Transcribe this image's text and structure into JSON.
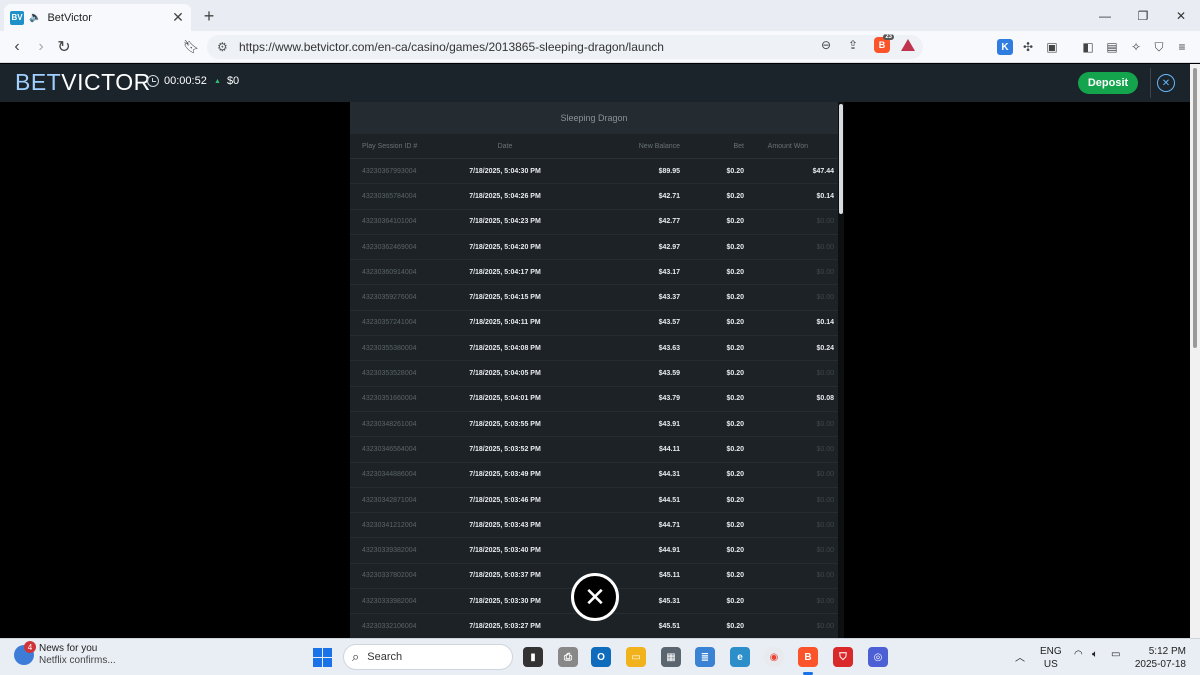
{
  "browser": {
    "tab": {
      "favicon_text": "BV",
      "title": "BetVictor",
      "close": "✕"
    },
    "new_tab": "+",
    "window_controls": [
      "—",
      "❐",
      "✕"
    ],
    "url": "https://www.betvictor.com/en-ca/casino/games/2013865-sleeping-dragon/launch",
    "shield_count": "23"
  },
  "site": {
    "logo_bet": "BET",
    "logo_victor": "VICTOR",
    "session_time": "00:00:52",
    "balance_change": "$0",
    "deposit_label": "Deposit"
  },
  "history": {
    "title": "Sleeping Dragon",
    "columns": [
      "Play Session ID #",
      "Date",
      "New Balance",
      "Bet",
      "Amount Won"
    ],
    "rows": [
      {
        "id": "43230367993004",
        "date": "7/18/2025, 5:04:30 PM",
        "balance": "$89.95",
        "bet": "$0.20",
        "won": "$47.44",
        "is_win": true
      },
      {
        "id": "43230365784004",
        "date": "7/18/2025, 5:04:26 PM",
        "balance": "$42.71",
        "bet": "$0.20",
        "won": "$0.14",
        "is_win": true
      },
      {
        "id": "43230364101004",
        "date": "7/18/2025, 5:04:23 PM",
        "balance": "$42.77",
        "bet": "$0.20",
        "won": "$0.00",
        "is_win": false
      },
      {
        "id": "43230362469004",
        "date": "7/18/2025, 5:04:20 PM",
        "balance": "$42.97",
        "bet": "$0.20",
        "won": "$0.00",
        "is_win": false
      },
      {
        "id": "43230360914004",
        "date": "7/18/2025, 5:04:17 PM",
        "balance": "$43.17",
        "bet": "$0.20",
        "won": "$0.00",
        "is_win": false
      },
      {
        "id": "43230359276004",
        "date": "7/18/2025, 5:04:15 PM",
        "balance": "$43.37",
        "bet": "$0.20",
        "won": "$0.00",
        "is_win": false
      },
      {
        "id": "43230357241004",
        "date": "7/18/2025, 5:04:11 PM",
        "balance": "$43.57",
        "bet": "$0.20",
        "won": "$0.14",
        "is_win": true
      },
      {
        "id": "43230355380004",
        "date": "7/18/2025, 5:04:08 PM",
        "balance": "$43.63",
        "bet": "$0.20",
        "won": "$0.24",
        "is_win": true
      },
      {
        "id": "43230353528004",
        "date": "7/18/2025, 5:04:05 PM",
        "balance": "$43.59",
        "bet": "$0.20",
        "won": "$0.00",
        "is_win": false
      },
      {
        "id": "43230351660004",
        "date": "7/18/2025, 5:04:01 PM",
        "balance": "$43.79",
        "bet": "$0.20",
        "won": "$0.08",
        "is_win": true
      },
      {
        "id": "43230348261004",
        "date": "7/18/2025, 5:03:55 PM",
        "balance": "$43.91",
        "bet": "$0.20",
        "won": "$0.00",
        "is_win": false
      },
      {
        "id": "43230346564004",
        "date": "7/18/2025, 5:03:52 PM",
        "balance": "$44.11",
        "bet": "$0.20",
        "won": "$0.00",
        "is_win": false
      },
      {
        "id": "43230344886004",
        "date": "7/18/2025, 5:03:49 PM",
        "balance": "$44.31",
        "bet": "$0.20",
        "won": "$0.00",
        "is_win": false
      },
      {
        "id": "43230342871004",
        "date": "7/18/2025, 5:03:46 PM",
        "balance": "$44.51",
        "bet": "$0.20",
        "won": "$0.00",
        "is_win": false
      },
      {
        "id": "43230341212004",
        "date": "7/18/2025, 5:03:43 PM",
        "balance": "$44.71",
        "bet": "$0.20",
        "won": "$0.00",
        "is_win": false
      },
      {
        "id": "43230339382004",
        "date": "7/18/2025, 5:03:40 PM",
        "balance": "$44.91",
        "bet": "$0.20",
        "won": "$0.00",
        "is_win": false
      },
      {
        "id": "43230337802004",
        "date": "7/18/2025, 5:03:37 PM",
        "balance": "$45.11",
        "bet": "$0.20",
        "won": "$0.00",
        "is_win": false
      },
      {
        "id": "43230333982004",
        "date": "7/18/2025, 5:03:30 PM",
        "balance": "$45.31",
        "bet": "$0.20",
        "won": "$0.00",
        "is_win": false
      },
      {
        "id": "43230332106004",
        "date": "7/18/2025, 5:03:27 PM",
        "balance": "$45.51",
        "bet": "$0.20",
        "won": "$0.00",
        "is_win": false
      }
    ]
  },
  "taskbar": {
    "news_badge": "4",
    "news_title": "News for you",
    "news_sub": "Netflix confirms...",
    "search_label": "Search",
    "lang_top": "ENG",
    "lang_bottom": "US",
    "time": "5:12 PM",
    "date": "2025-07-18"
  },
  "colors": {
    "deposit": "#14a44d",
    "header_bg": "#1b232b",
    "panel_bg": "#1c2226",
    "accent_blue": "#66b8ff"
  }
}
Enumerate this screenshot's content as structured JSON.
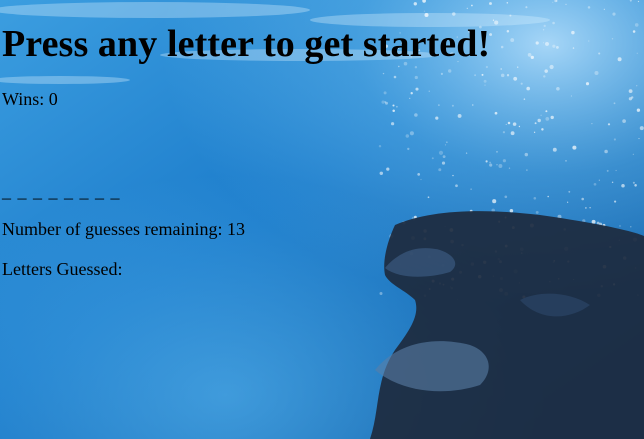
{
  "game": {
    "prompt": "Press any letter to get started!",
    "wins_label": "Wins:",
    "wins_value": "0",
    "current_word": "_ _ _ _ _ _ _ _",
    "remaining_label": "Number of guesses remaining:",
    "remaining_value": "13",
    "letters_guessed_label": "Letters Guessed:",
    "letters_guessed_value": ""
  },
  "background": {
    "scene": "underwater-whale-shark",
    "colors": {
      "water_light": "#4fb0ee",
      "water_mid": "#1a78c4",
      "water_deep": "#0d4f93",
      "animal": "#1d2a3e"
    }
  }
}
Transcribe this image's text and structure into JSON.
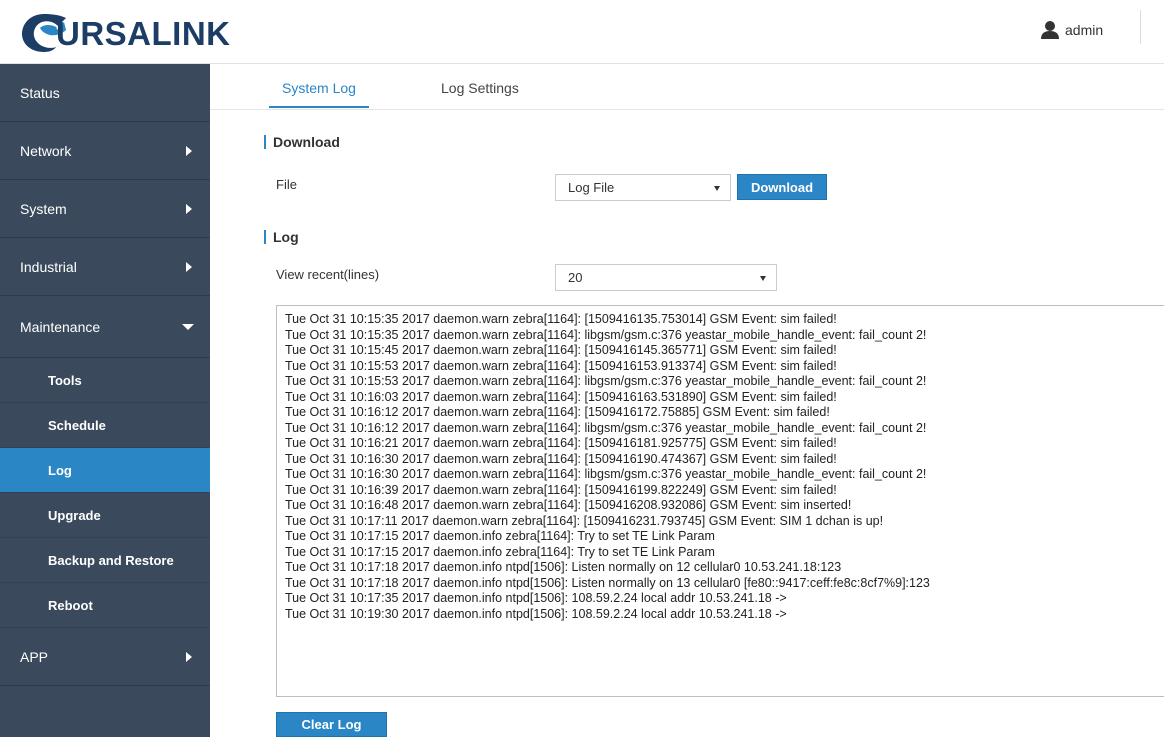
{
  "header": {
    "brand": "URSALINK",
    "user": "admin",
    "brand_color": "#1c3d66"
  },
  "sidebar": {
    "items": [
      {
        "label": "Status",
        "arrow": "none"
      },
      {
        "label": "Network",
        "arrow": "right"
      },
      {
        "label": "System",
        "arrow": "right"
      },
      {
        "label": "Industrial",
        "arrow": "right"
      },
      {
        "label": "Maintenance",
        "arrow": "down"
      }
    ],
    "sub_items": [
      {
        "label": "Tools",
        "active": false
      },
      {
        "label": "Schedule",
        "active": false
      },
      {
        "label": "Log",
        "active": true
      },
      {
        "label": "Upgrade",
        "active": false
      },
      {
        "label": "Backup and Restore",
        "active": false
      },
      {
        "label": "Reboot",
        "active": false
      }
    ],
    "app": {
      "label": "APP"
    },
    "bg_color": "#3a4a5c",
    "active_color": "#2b86c6"
  },
  "tabs": [
    {
      "label": "System Log",
      "active": true
    },
    {
      "label": "Log Settings",
      "active": false
    }
  ],
  "download": {
    "title": "Download",
    "file_label": "File",
    "file_value": "Log File",
    "button": "Download"
  },
  "log": {
    "title": "Log",
    "recent_label": "View recent(lines)",
    "recent_value": "20",
    "lines": [
      "Tue Oct 31 10:15:35 2017 daemon.warn zebra[1164]: [1509416135.753014] GSM Event: sim failed!",
      "Tue Oct 31 10:15:35 2017 daemon.warn zebra[1164]: libgsm/gsm.c:376 yeastar_mobile_handle_event: fail_count 2!",
      "Tue Oct 31 10:15:45 2017 daemon.warn zebra[1164]: [1509416145.365771] GSM Event: sim failed!",
      "Tue Oct 31 10:15:53 2017 daemon.warn zebra[1164]: [1509416153.913374] GSM Event: sim failed!",
      "Tue Oct 31 10:15:53 2017 daemon.warn zebra[1164]: libgsm/gsm.c:376 yeastar_mobile_handle_event: fail_count 2!",
      "Tue Oct 31 10:16:03 2017 daemon.warn zebra[1164]: [1509416163.531890] GSM Event: sim failed!",
      "Tue Oct 31 10:16:12 2017 daemon.warn zebra[1164]: [1509416172.75885] GSM Event: sim failed!",
      "Tue Oct 31 10:16:12 2017 daemon.warn zebra[1164]: libgsm/gsm.c:376 yeastar_mobile_handle_event: fail_count 2!",
      "Tue Oct 31 10:16:21 2017 daemon.warn zebra[1164]: [1509416181.925775] GSM Event: sim failed!",
      "Tue Oct 31 10:16:30 2017 daemon.warn zebra[1164]: [1509416190.474367] GSM Event: sim failed!",
      "Tue Oct 31 10:16:30 2017 daemon.warn zebra[1164]: libgsm/gsm.c:376 yeastar_mobile_handle_event: fail_count 2!",
      "Tue Oct 31 10:16:39 2017 daemon.warn zebra[1164]: [1509416199.822249] GSM Event: sim failed!",
      "Tue Oct 31 10:16:48 2017 daemon.warn zebra[1164]: [1509416208.932086] GSM Event: sim inserted!",
      "Tue Oct 31 10:17:11 2017 daemon.warn zebra[1164]: [1509416231.793745] GSM Event: SIM 1 dchan is up!",
      "Tue Oct 31 10:17:15 2017 daemon.info zebra[1164]: Try to set TE Link Param",
      "Tue Oct 31 10:17:15 2017 daemon.info zebra[1164]: Try to set TE Link Param",
      "Tue Oct 31 10:17:18 2017 daemon.info ntpd[1506]: Listen normally on 12 cellular0 10.53.241.18:123",
      "Tue Oct 31 10:17:18 2017 daemon.info ntpd[1506]: Listen normally on 13 cellular0 [fe80::9417:ceff:fe8c:8cf7%9]:123",
      "Tue Oct 31 10:17:35 2017 daemon.info ntpd[1506]: 108.59.2.24 local addr 10.53.241.18 ->",
      "Tue Oct 31 10:19:30 2017 daemon.info ntpd[1506]: 108.59.2.24 local addr 10.53.241.18 ->"
    ],
    "clear_button": "Clear Log"
  },
  "icons": {
    "logo": "bear-logo-icon",
    "user": "user-icon",
    "arrow_right": "caret-right-icon",
    "arrow_down": "caret-down-icon",
    "select_caret": "caret-down-icon"
  }
}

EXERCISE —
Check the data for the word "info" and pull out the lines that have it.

RESPONSE BELOW —
      "Tue Oct 31 10:17:15 2017 daemon.info zebra[1164]: Try to set TE Link Param",
      "Tue Oct 31 10:17:15 2017 daemon.info zebra[1164]: Try to set TE Link Param",
      "Tue Oct 31 10:17:18 2017 daemon.info ntpd[1506]: Listen normally on 12 cellular0 10.53.241.18:123",
      "Tue Oct 31 10:17:18 2017 daemon.info ntpd[1506]: Listen normally on 13 cellular0 [fe80::9417:ceff:fe8c:8cf7%9]:123",
      "Tue Oct 31 10:17:35 2017 daemon.info ntpd[1506]: 108.59.2.24 local addr 10.53.241.18 ->",
      "Tue Oct 31 10:19:30 2017 daemon.info ntpd[1506]: 108.59.2.24 local addr 10.53.241.18 ->"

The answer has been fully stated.